The Guy Behind the Glassberg
Taylor is a man who has put in 900 days of service – which equates to over four work years. Since joining in 2005.

He is dedicated, witty, and laid back. Before his first deployment, he was warned there may be some hardships, and would be sleeping on a cot. Taylor laughs, “Sleeping on a cot isn’t a hardship, that’s camping!” He says you need a sense of humor or you’ll never make it.

Steve Taylor recently won the Glassberg Award through the Red Cross of Snohomish County at the Volunteer Appreciation event; but he was not even there to receive it. Instead, Taylor has been in Texas for a month doing relief work after intensive flooding. The Glassberg award was named after the Glassberg family who had members serving on the board, as dedicated volunteers, and as the Executive Director from 1974 – 1985. It is given yearly to honor outstanding volunteer service and longevity.

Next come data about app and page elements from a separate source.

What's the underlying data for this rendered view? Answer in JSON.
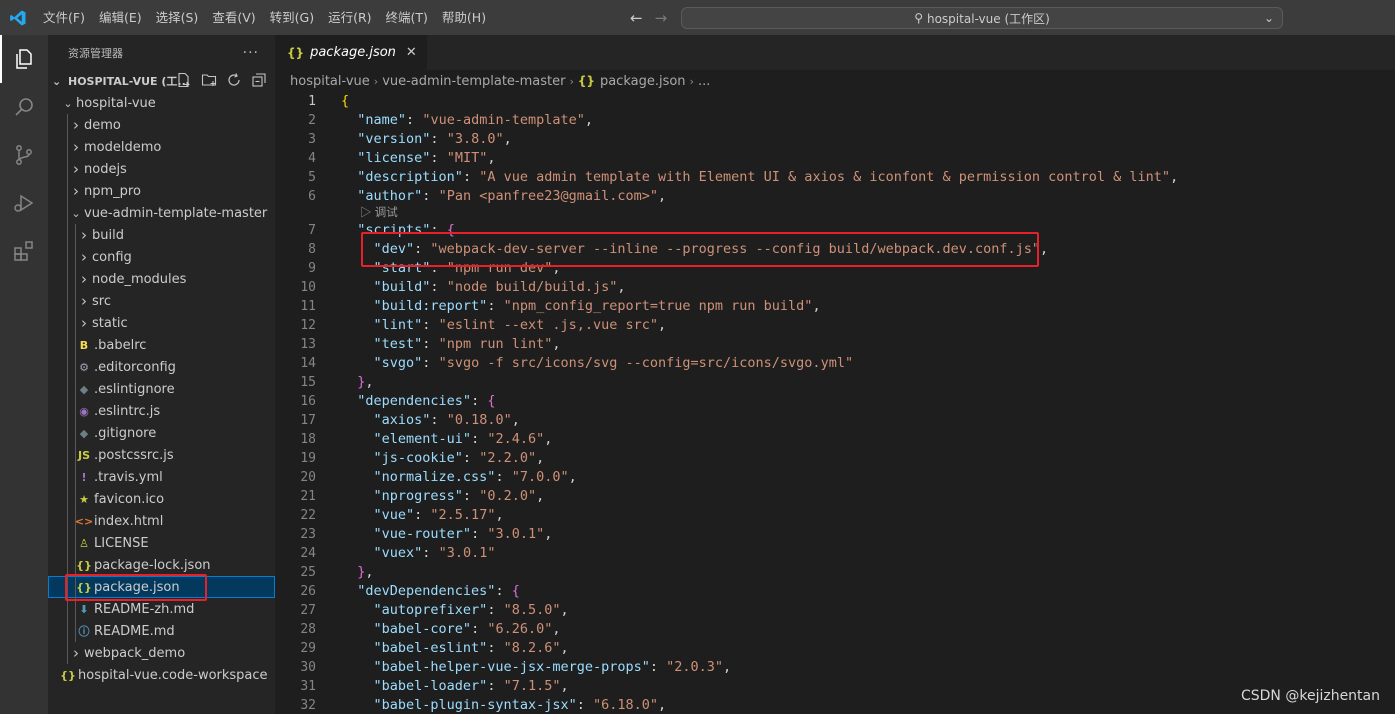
{
  "menubar": {
    "items": [
      "文件(F)",
      "编辑(E)",
      "选择(S)",
      "查看(V)",
      "转到(G)",
      "运行(R)",
      "终端(T)",
      "帮助(H)"
    ]
  },
  "command_center": {
    "text": "hospital-vue (工作区)"
  },
  "sidebar": {
    "title": "资源管理器",
    "more": "···",
    "workspace_title": "HOSPITAL-VUE (工...",
    "tree": [
      {
        "label": "hospital-vue",
        "depth": 1,
        "kind": "folder-open"
      },
      {
        "label": "demo",
        "depth": 2,
        "kind": "folder"
      },
      {
        "label": "modeldemo",
        "depth": 2,
        "kind": "folder"
      },
      {
        "label": "nodejs",
        "depth": 2,
        "kind": "folder"
      },
      {
        "label": "npm_pro",
        "depth": 2,
        "kind": "folder"
      },
      {
        "label": "vue-admin-template-master",
        "depth": 2,
        "kind": "folder-open"
      },
      {
        "label": "build",
        "depth": 3,
        "kind": "folder"
      },
      {
        "label": "config",
        "depth": 3,
        "kind": "folder"
      },
      {
        "label": "node_modules",
        "depth": 3,
        "kind": "folder"
      },
      {
        "label": "src",
        "depth": 3,
        "kind": "folder"
      },
      {
        "label": "static",
        "depth": 3,
        "kind": "folder"
      },
      {
        "label": ".babelrc",
        "depth": 3,
        "kind": "file",
        "icon": "babel-icon",
        "glyph": "B",
        "color": "#f5da55"
      },
      {
        "label": ".editorconfig",
        "depth": 3,
        "kind": "file",
        "icon": "gear-icon",
        "glyph": "⚙",
        "color": "#9da5b4"
      },
      {
        "label": ".eslintignore",
        "depth": 3,
        "kind": "file",
        "icon": "eslint-icon",
        "glyph": "◆",
        "color": "#6d8086"
      },
      {
        "label": ".eslintrc.js",
        "depth": 3,
        "kind": "file",
        "icon": "eslint-circle-icon",
        "glyph": "◉",
        "color": "#a074c4"
      },
      {
        "label": ".gitignore",
        "depth": 3,
        "kind": "file",
        "icon": "git-icon",
        "glyph": "◆",
        "color": "#6d8086"
      },
      {
        "label": ".postcssrc.js",
        "depth": 3,
        "kind": "file",
        "icon": "js-icon",
        "glyph": "JS",
        "color": "#cbcb41"
      },
      {
        "label": ".travis.yml",
        "depth": 3,
        "kind": "file",
        "icon": "yaml-icon",
        "glyph": "!",
        "color": "#a074c4"
      },
      {
        "label": "favicon.ico",
        "depth": 3,
        "kind": "file",
        "icon": "star-icon",
        "glyph": "★",
        "color": "#cbcb41"
      },
      {
        "label": "index.html",
        "depth": 3,
        "kind": "file",
        "icon": "html-icon",
        "glyph": "<>",
        "color": "#e37933"
      },
      {
        "label": "LICENSE",
        "depth": 3,
        "kind": "file",
        "icon": "license-icon",
        "glyph": "♙",
        "color": "#cbcb41"
      },
      {
        "label": "package-lock.json",
        "depth": 3,
        "kind": "file",
        "icon": "json-icon",
        "glyph": "{}",
        "color": "#cbcb41"
      },
      {
        "label": "package.json",
        "depth": 3,
        "kind": "file",
        "icon": "json-icon",
        "glyph": "{}",
        "color": "#cbcb41",
        "selected": true
      },
      {
        "label": "README-zh.md",
        "depth": 3,
        "kind": "file",
        "icon": "markdown-icon",
        "glyph": "⬇",
        "color": "#519aba"
      },
      {
        "label": "README.md",
        "depth": 3,
        "kind": "file",
        "icon": "info-icon",
        "glyph": "ⓘ",
        "color": "#519aba"
      },
      {
        "label": "webpack_demo",
        "depth": 2,
        "kind": "folder"
      },
      {
        "label": "hospital-vue.code-workspace",
        "depth": 1,
        "kind": "file",
        "icon": "json-icon",
        "glyph": "{}",
        "color": "#cbcb41"
      }
    ]
  },
  "editor": {
    "tab": {
      "label": "package.json",
      "icon": "{}",
      "close": "✕"
    },
    "breadcrumb": [
      "hospital-vue",
      "vue-admin-template-master",
      "package.json",
      "..."
    ],
    "breadcrumb_icon": "{}",
    "codelens": "调试",
    "current_line": 1,
    "lines": [
      [
        [
          "b1",
          "{"
        ]
      ],
      [
        [
          "p",
          "  "
        ],
        [
          "k",
          "\"name\""
        ],
        [
          "p",
          ": "
        ],
        [
          "s",
          "\"vue-admin-template\""
        ],
        [
          "p",
          ","
        ]
      ],
      [
        [
          "p",
          "  "
        ],
        [
          "k",
          "\"version\""
        ],
        [
          "p",
          ": "
        ],
        [
          "s",
          "\"3.8.0\""
        ],
        [
          "p",
          ","
        ]
      ],
      [
        [
          "p",
          "  "
        ],
        [
          "k",
          "\"license\""
        ],
        [
          "p",
          ": "
        ],
        [
          "s",
          "\"MIT\""
        ],
        [
          "p",
          ","
        ]
      ],
      [
        [
          "p",
          "  "
        ],
        [
          "k",
          "\"description\""
        ],
        [
          "p",
          ": "
        ],
        [
          "s",
          "\"A vue admin template with Element UI & axios & iconfont & permission control & lint\""
        ],
        [
          "p",
          ","
        ]
      ],
      [
        [
          "p",
          "  "
        ],
        [
          "k",
          "\"author\""
        ],
        [
          "p",
          ": "
        ],
        [
          "s",
          "\"Pan <panfree23@gmail.com>\""
        ],
        [
          "p",
          ","
        ]
      ],
      [
        [
          "p",
          "  "
        ],
        [
          "k",
          "\"scripts\""
        ],
        [
          "p",
          ": "
        ],
        [
          "b2",
          "{"
        ]
      ],
      [
        [
          "p",
          "    "
        ],
        [
          "k",
          "\"dev\""
        ],
        [
          "p",
          ": "
        ],
        [
          "s",
          "\"webpack-dev-server --inline --progress --config build/webpack.dev.conf.js\""
        ],
        [
          "p",
          ","
        ]
      ],
      [
        [
          "p",
          "    "
        ],
        [
          "k",
          "\"start\""
        ],
        [
          "p",
          ": "
        ],
        [
          "s",
          "\"npm run dev\""
        ],
        [
          "p",
          ","
        ]
      ],
      [
        [
          "p",
          "    "
        ],
        [
          "k",
          "\"build\""
        ],
        [
          "p",
          ": "
        ],
        [
          "s",
          "\"node build/build.js\""
        ],
        [
          "p",
          ","
        ]
      ],
      [
        [
          "p",
          "    "
        ],
        [
          "k",
          "\"build:report\""
        ],
        [
          "p",
          ": "
        ],
        [
          "s",
          "\"npm_config_report=true npm run build\""
        ],
        [
          "p",
          ","
        ]
      ],
      [
        [
          "p",
          "    "
        ],
        [
          "k",
          "\"lint\""
        ],
        [
          "p",
          ": "
        ],
        [
          "s",
          "\"eslint --ext .js,.vue src\""
        ],
        [
          "p",
          ","
        ]
      ],
      [
        [
          "p",
          "    "
        ],
        [
          "k",
          "\"test\""
        ],
        [
          "p",
          ": "
        ],
        [
          "s",
          "\"npm run lint\""
        ],
        [
          "p",
          ","
        ]
      ],
      [
        [
          "p",
          "    "
        ],
        [
          "k",
          "\"svgo\""
        ],
        [
          "p",
          ": "
        ],
        [
          "s",
          "\"svgo -f src/icons/svg --config=src/icons/svgo.yml\""
        ]
      ],
      [
        [
          "p",
          "  "
        ],
        [
          "b2",
          "}"
        ],
        [
          "p",
          ","
        ]
      ],
      [
        [
          "p",
          "  "
        ],
        [
          "k",
          "\"dependencies\""
        ],
        [
          "p",
          ": "
        ],
        [
          "b2",
          "{"
        ]
      ],
      [
        [
          "p",
          "    "
        ],
        [
          "k",
          "\"axios\""
        ],
        [
          "p",
          ": "
        ],
        [
          "s",
          "\"0.18.0\""
        ],
        [
          "p",
          ","
        ]
      ],
      [
        [
          "p",
          "    "
        ],
        [
          "k",
          "\"element-ui\""
        ],
        [
          "p",
          ": "
        ],
        [
          "s",
          "\"2.4.6\""
        ],
        [
          "p",
          ","
        ]
      ],
      [
        [
          "p",
          "    "
        ],
        [
          "k",
          "\"js-cookie\""
        ],
        [
          "p",
          ": "
        ],
        [
          "s",
          "\"2.2.0\""
        ],
        [
          "p",
          ","
        ]
      ],
      [
        [
          "p",
          "    "
        ],
        [
          "k",
          "\"normalize.css\""
        ],
        [
          "p",
          ": "
        ],
        [
          "s",
          "\"7.0.0\""
        ],
        [
          "p",
          ","
        ]
      ],
      [
        [
          "p",
          "    "
        ],
        [
          "k",
          "\"nprogress\""
        ],
        [
          "p",
          ": "
        ],
        [
          "s",
          "\"0.2.0\""
        ],
        [
          "p",
          ","
        ]
      ],
      [
        [
          "p",
          "    "
        ],
        [
          "k",
          "\"vue\""
        ],
        [
          "p",
          ": "
        ],
        [
          "s",
          "\"2.5.17\""
        ],
        [
          "p",
          ","
        ]
      ],
      [
        [
          "p",
          "    "
        ],
        [
          "k",
          "\"vue-router\""
        ],
        [
          "p",
          ": "
        ],
        [
          "s",
          "\"3.0.1\""
        ],
        [
          "p",
          ","
        ]
      ],
      [
        [
          "p",
          "    "
        ],
        [
          "k",
          "\"vuex\""
        ],
        [
          "p",
          ": "
        ],
        [
          "s",
          "\"3.0.1\""
        ]
      ],
      [
        [
          "p",
          "  "
        ],
        [
          "b2",
          "}"
        ],
        [
          "p",
          ","
        ]
      ],
      [
        [
          "p",
          "  "
        ],
        [
          "k",
          "\"devDependencies\""
        ],
        [
          "p",
          ": "
        ],
        [
          "b2",
          "{"
        ]
      ],
      [
        [
          "p",
          "    "
        ],
        [
          "k",
          "\"autoprefixer\""
        ],
        [
          "p",
          ": "
        ],
        [
          "s",
          "\"8.5.0\""
        ],
        [
          "p",
          ","
        ]
      ],
      [
        [
          "p",
          "    "
        ],
        [
          "k",
          "\"babel-core\""
        ],
        [
          "p",
          ": "
        ],
        [
          "s",
          "\"6.26.0\""
        ],
        [
          "p",
          ","
        ]
      ],
      [
        [
          "p",
          "    "
        ],
        [
          "k",
          "\"babel-eslint\""
        ],
        [
          "p",
          ": "
        ],
        [
          "s",
          "\"8.2.6\""
        ],
        [
          "p",
          ","
        ]
      ],
      [
        [
          "p",
          "    "
        ],
        [
          "k",
          "\"babel-helper-vue-jsx-merge-props\""
        ],
        [
          "p",
          ": "
        ],
        [
          "s",
          "\"2.0.3\""
        ],
        [
          "p",
          ","
        ]
      ],
      [
        [
          "p",
          "    "
        ],
        [
          "k",
          "\"babel-loader\""
        ],
        [
          "p",
          ": "
        ],
        [
          "s",
          "\"7.1.5\""
        ],
        [
          "p",
          ","
        ]
      ],
      [
        [
          "p",
          "    "
        ],
        [
          "k",
          "\"babel-plugin-syntax-jsx\""
        ],
        [
          "p",
          ": "
        ],
        [
          "s",
          "\"6.18.0\""
        ],
        [
          "p",
          ","
        ]
      ]
    ]
  },
  "watermark": "CSDN @kejizhentan"
}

Taylor is a man who has put in 900 days of service – which equates to over four work years. Since joining in 2005, Taylor has participated on over 38 deployments, says Volunteer Coordinator Kelly Sunagel, from Florida to Pennsylvania, to Texas and Alaska. He’s served in a range of disasters, from raging fires, floods, tornados and hurricanes, he’s done it all. He has also been here in times of disaster including the Washington landslide.

Taylor recounts sitting at home in Gold Bar watching the television coverage from Hurricane Katrina, and feeling upset as everyone flocked to New Orleans when the hurricane devastated Mississippi. He says, next thing he knew, he was in Mississippi for the next two and a half months. He went down with an open mind and has been with the Red Cross ever since. When asked why he spends so much time volunteering, Taylor says, “I do it cause the need’s there. Someone’s got to.”

The best thing about the Red Cross is all the people you get to know. Taylor says, “The Red Cross is the largest family you’ll ever meet.” When on deployment the volunteers come together like a family for a few weeks; you live together, work together, and then don’t see each other for a few years. When you do see someone again on another deployment, Taylor says it’s like a reunion.

Even though he wasn’t present for the Volunteer Appreciation Event, Taylor is loyal to his chapter. He has lived in Snohomish County much of his life. Of his home chapter Taylor says it’s a good chapter to work for, and if he was in another chapter he might not have lasted so long.

Sunagel says, “If you need to know how to do something, ask Steve. Along with helping in times of disaster, he is here in the chapter two times a week making sure everything runs smooth and he does it all with a positive attitude – we know the daily operations of the chapter are not the same adrenaline pumping times of deployments, but Steve loves being in the chapter and working in “blue skies” just as much and it shows.”